What’s Your Mountain? launched in multiple media touch points laser-targeted to the Grape-Nuts consumer. The creative device of contrasting past and present day was most easily told in film as a primary awareness driver, which included targeted TV (high weights were present on the season finale of Survivor) and online video. The media plan was designed to build strong reach levels amongst the core target group out of the gates in order to gain campaign traction.
Facebook was a key engagement channel where we hosted a contest asking consumers to tell us what their personal “mountain” goals were for a chance to achieve them. This sparked a conversation and helped grow a North American-wide online community with little capital investment.
A robust partnership with Rodale, the publisher for active lifestyle magazines such as Men’s Health, Women’s Health, and Running magazine provided an online forum to engage with our target audience. In addition, multiple digital ad units provided additional traffic via editorial promotion, high impact video units, full-site takeovers and mobile placement.

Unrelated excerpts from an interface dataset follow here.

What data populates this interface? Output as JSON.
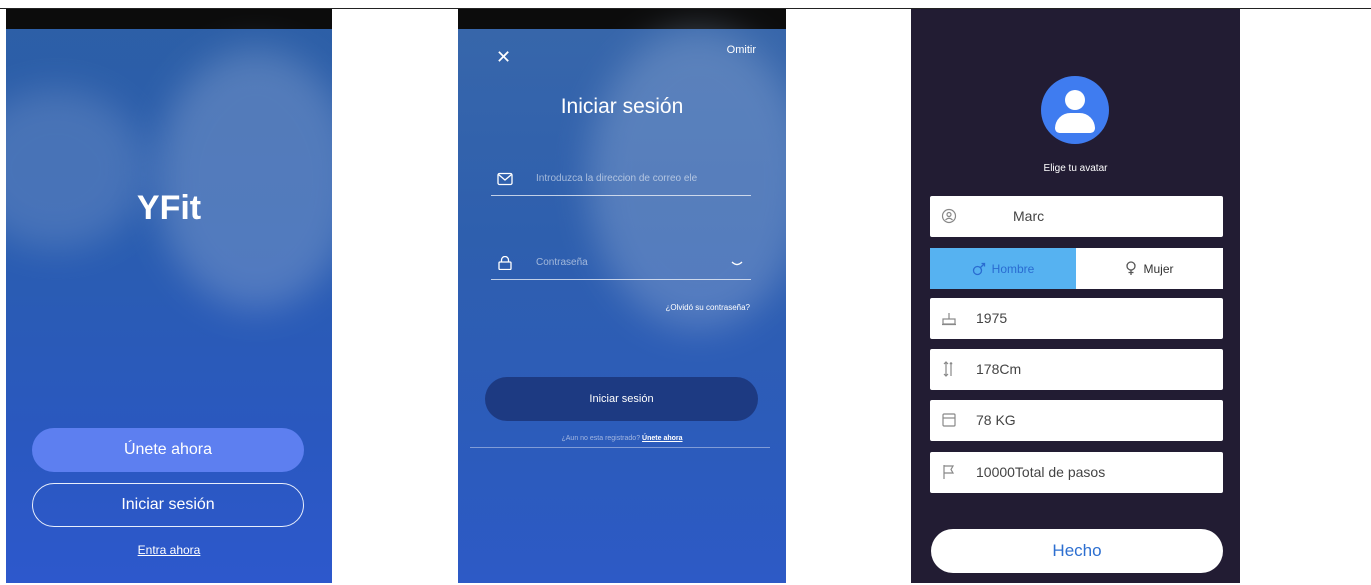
{
  "screen1": {
    "logo": "YFit",
    "join_label": "Únete ahora",
    "login_label": "Iniciar sesión",
    "enter_label": "Entra ahora"
  },
  "screen2": {
    "close_icon": "close-icon",
    "skip_label": "Omitir",
    "title": "Iniciar sesión",
    "email_placeholder": "Introduzca la direccion de correo ele",
    "password_placeholder": "Contraseña",
    "forgot_label": "¿Olvidó su contraseña?",
    "login_button": "Iniciar sesión",
    "register_prompt": "¿Aun no esta registrado?",
    "register_link": "Únete ahora"
  },
  "screen3": {
    "avatar_label": "Elige tu avatar",
    "name": "Marc",
    "gender_male": "Hombre",
    "gender_female": "Mujer",
    "selected_gender": "Hombre",
    "birth_year": "1975",
    "height": "178Cm",
    "weight": "78 KG",
    "steps": "10000Total de pasos",
    "done_label": "Hecho"
  },
  "colors": {
    "accent_blue": "#5d7ff0",
    "dark_bg": "#221c33",
    "male_selected": "#56b2f1"
  }
}
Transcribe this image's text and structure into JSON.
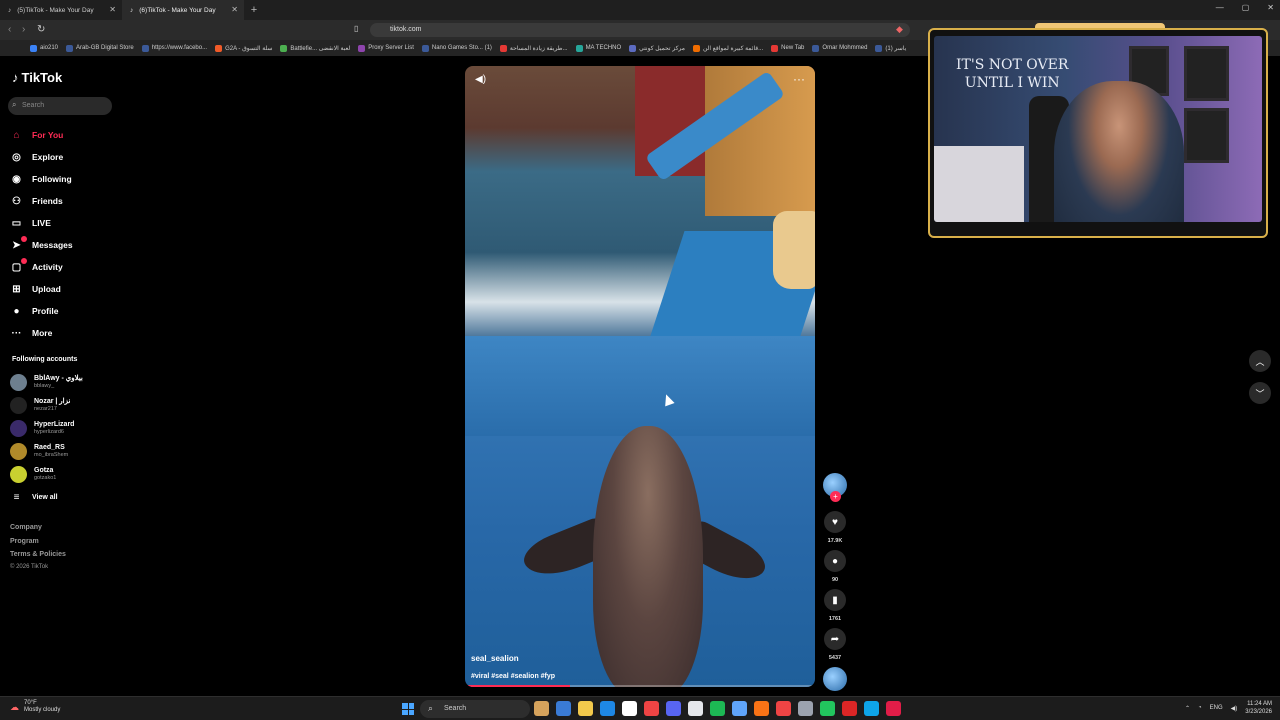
{
  "browser": {
    "tabs": [
      {
        "title": "(5)TikTok - Make Your Day"
      },
      {
        "title": "(6)TikTok - Make Your Day"
      }
    ],
    "url": "tiktok.com",
    "bookmarks": [
      {
        "label": "aio210",
        "color": "#3b82f6"
      },
      {
        "label": "Arab-GB Digital Store",
        "color": "#3b5998"
      },
      {
        "label": "https://www.facebo...",
        "color": "#3b5998"
      },
      {
        "label": "G2A - سلة التسوق",
        "color": "#f05a28"
      },
      {
        "label": "Battlefie... لعبة الانقضى",
        "color": "#4caf50"
      },
      {
        "label": "Proxy Server List",
        "color": "#8e44ad"
      },
      {
        "label": "Nano Games Sto... (1)",
        "color": "#3b5998"
      },
      {
        "label": "طريقة زيادة المساحة...",
        "color": "#e53935"
      },
      {
        "label": "MA TECHNO",
        "color": "#26a69a"
      },
      {
        "label": "مركز تحميل كونتي",
        "color": "#5c6bc0"
      },
      {
        "label": "قائمة كبيرة لمواقع الن...",
        "color": "#ef6c00"
      },
      {
        "label": "New Tab",
        "color": "#e53935"
      },
      {
        "label": "Omar Mohmmed",
        "color": "#3b5998"
      },
      {
        "label": "(1) ياسر",
        "color": "#3b5998"
      }
    ]
  },
  "sidebar": {
    "brand": "TikTok",
    "search_placeholder": "Search",
    "nav": [
      {
        "label": "For You",
        "icon": "home-icon",
        "glyph": "⌂"
      },
      {
        "label": "Explore",
        "icon": "compass-icon",
        "glyph": "◎"
      },
      {
        "label": "Following",
        "icon": "following-icon",
        "glyph": "◉"
      },
      {
        "label": "Friends",
        "icon": "friends-icon",
        "glyph": "⚇"
      },
      {
        "label": "LIVE",
        "icon": "live-icon",
        "glyph": "▭"
      },
      {
        "label": "Messages",
        "icon": "messages-icon",
        "glyph": "➤"
      },
      {
        "label": "Activity",
        "icon": "activity-icon",
        "glyph": "▢"
      },
      {
        "label": "Upload",
        "icon": "upload-icon",
        "glyph": "⊞"
      },
      {
        "label": "Profile",
        "icon": "profile-icon",
        "glyph": "●"
      },
      {
        "label": "More",
        "icon": "more-icon",
        "glyph": "···"
      }
    ],
    "following_title": "Following accounts",
    "accounts": [
      {
        "name": "BblAwy - بيلاوي",
        "handle": "bblawy_",
        "color": "#6d7f8f"
      },
      {
        "name": "Nozar | نزار",
        "handle": "nezar217",
        "color": "#222"
      },
      {
        "name": "HyperLizard",
        "handle": "hyperlizard6",
        "color": "#3a2a6a"
      },
      {
        "name": "Raed_RS",
        "handle": "mo_ibraShem",
        "color": "#b08a2a"
      },
      {
        "name": "Gotza",
        "handle": "gotzako1",
        "color": "#c9d030"
      }
    ],
    "view_all": "View all",
    "footer": [
      "Company",
      "Program",
      "Terms & Policies"
    ],
    "copyright": "© 2026 TikTok"
  },
  "video": {
    "author": "seal_sealion",
    "caption": "#viral #seal #sealion #fyp",
    "progress": 0.3
  },
  "actions": {
    "likes": "17.9K",
    "comments": "90",
    "saves": "1761",
    "shares": "5437"
  },
  "webcam": {
    "wall_text_line1": "IT'S NOT OVER",
    "wall_text_line2": "UNTIL I WIN"
  },
  "taskbar": {
    "weather_temp": "70°F",
    "weather_desc": "Mostly cloudy",
    "search_label": "Search",
    "lang": "ENG",
    "time": "11:24 AM",
    "date": "3/23/2026",
    "apps": [
      "#d6a35c",
      "#3a7bd5",
      "#f2c94c",
      "#1e88e5",
      "#ffffff",
      "#ef4444",
      "#5865f2",
      "#e5e7eb",
      "#1db954",
      "#60a5fa",
      "#f97316",
      "#ef4444",
      "#9ca3af",
      "#22c55e",
      "#dc2626",
      "#0ea5e9",
      "#e11d48"
    ]
  }
}
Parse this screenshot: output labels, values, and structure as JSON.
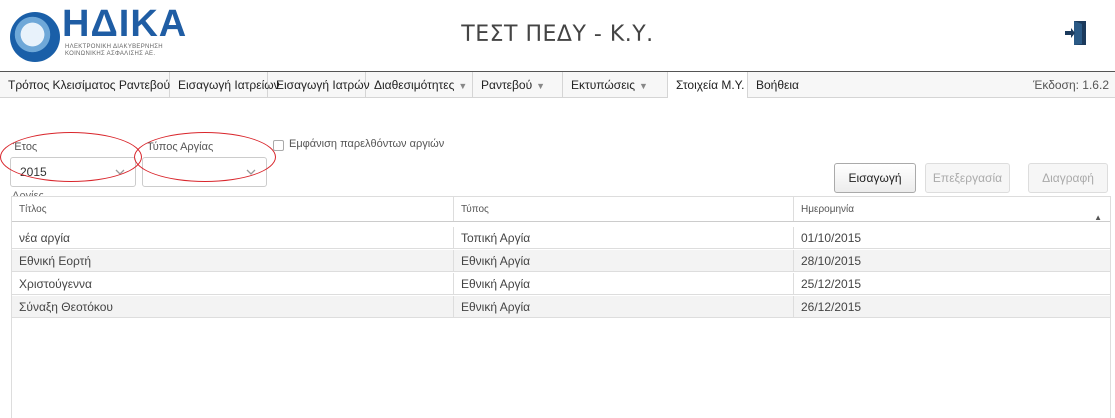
{
  "header": {
    "logo_text": "ΗΔΙΚΑ",
    "logo_subtitle_1": "ΗΛΕΚΤΡΟΝΙΚΗ ΔΙΑΚΥΒΕΡΝΗΣΗ",
    "logo_subtitle_2": "ΚΟΙΝΩΝΙΚΗΣ ΑΣΦΑΛΙΣΗΣ ΑΕ.",
    "title": "ΤΕΣΤ ΠΕΔΥ - Κ.Υ.",
    "exit_icon": "exit-door-icon"
  },
  "nav": {
    "items": [
      {
        "label": "Τρόπος Κλεισίματος Ραντεβού",
        "dropdown": false
      },
      {
        "label": "Εισαγωγή Ιατρείων",
        "dropdown": false
      },
      {
        "label": "Εισαγωγή Ιατρών",
        "dropdown": false
      },
      {
        "label": "Διαθεσιμότητες",
        "dropdown": true
      },
      {
        "label": "Ραντεβού",
        "dropdown": true
      },
      {
        "label": "Εκτυπώσεις",
        "dropdown": true
      },
      {
        "label": "Στοιχεία Μ.Υ.",
        "dropdown": false
      },
      {
        "label": "Βοήθεια",
        "dropdown": false
      }
    ],
    "version": "Έκδοση: 1.6.2"
  },
  "filters": {
    "year_label": "Έτος",
    "year_value": "2015",
    "type_label": "Τύπος Αργίας",
    "type_value": "",
    "show_past_label": "Εμφάνιση παρελθόντων αργιών",
    "show_past_checked": false
  },
  "actions": {
    "insert": "Εισαγωγή",
    "edit": "Επεξεργασία",
    "delete": "Διαγραφή"
  },
  "table": {
    "section_title": "Αργίες",
    "columns": [
      "Τίτλος",
      "Τύπος",
      "Ημερομηνία"
    ],
    "rows": [
      [
        "νέα αργία",
        "Τοπική Αργία",
        "01/10/2015"
      ],
      [
        "Εθνική Εορτή",
        "Εθνική Αργία",
        "28/10/2015"
      ],
      [
        "Χριστούγεννα",
        "Εθνική Αργία",
        "25/12/2015"
      ],
      [
        "Σύναξη Θεοτόκου",
        "Εθνική Αργία",
        "26/12/2015"
      ]
    ]
  },
  "colors": {
    "brand_blue": "#1f5da4",
    "annotation_red": "#d9262c"
  }
}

Grape-Nuts took over ski towns and hiking trails across North America to distribute over 1 million product samples. We set-up morning First Track breakfasts at the base of mountains to help give skiers and hikers the energy required their day.
The full campaign culminated 60 years after Hillary and his team first reached the summit – the summer of 2013. This included a high-profile PR event in New York City featuring a four-story rock climbing wall where participants could climb, personalize their own Grape-Nuts flag and put a stake in the ground, so to speak, in declaring how they would conquer their own personal mountains. On the same day, we took over online homepages of newspaper giants, the Wall Street Journal and New York Times with high-impact digital creative intended to replicate each newspapers’ front page 60 years prior, recreating the original news with a branded twist.
We helped Grape-Nuts summit their mountain with the following results:
- The launch of What’s Your Mountain grew the business +3% in $volume and +6% in units, all in a declining category (-3%) and declining Healthy segment (-6%)
- Market Share grew from 0.6 to 0.8
- Revenue increased 8%
- Penetration increased 1.0 point
- Growth in Facebook community from 185,000 to 254,000 fans, doubling our growth target of 20% to almost 40%
- A comScore study executed post campaign found all key KPI metrics experienced positive traction
Launching What’s Your Mountain? has been the key driver of business results for Grape-Nuts as evidence by significant sales success and improvements in key advertising metrics.
It was critical in dusting off this tired brand to find a product truth that married naturally and effortlessly with a consumer truth. The end result allowed Grape-Nuts to achieve success in conquering its own mountain.
The combined media and PR budget for the campaign was less than the previous year - therefore results were not driven by an increase in spending VYA.
Average Retail Unit Price % Chg was minimal during the BRP.
Average ACD Pt Chg was minimal over the BRP.
Unusual Promotional Activity:
Other Potential Causes:
Any applicable factors have already been detailed in this case.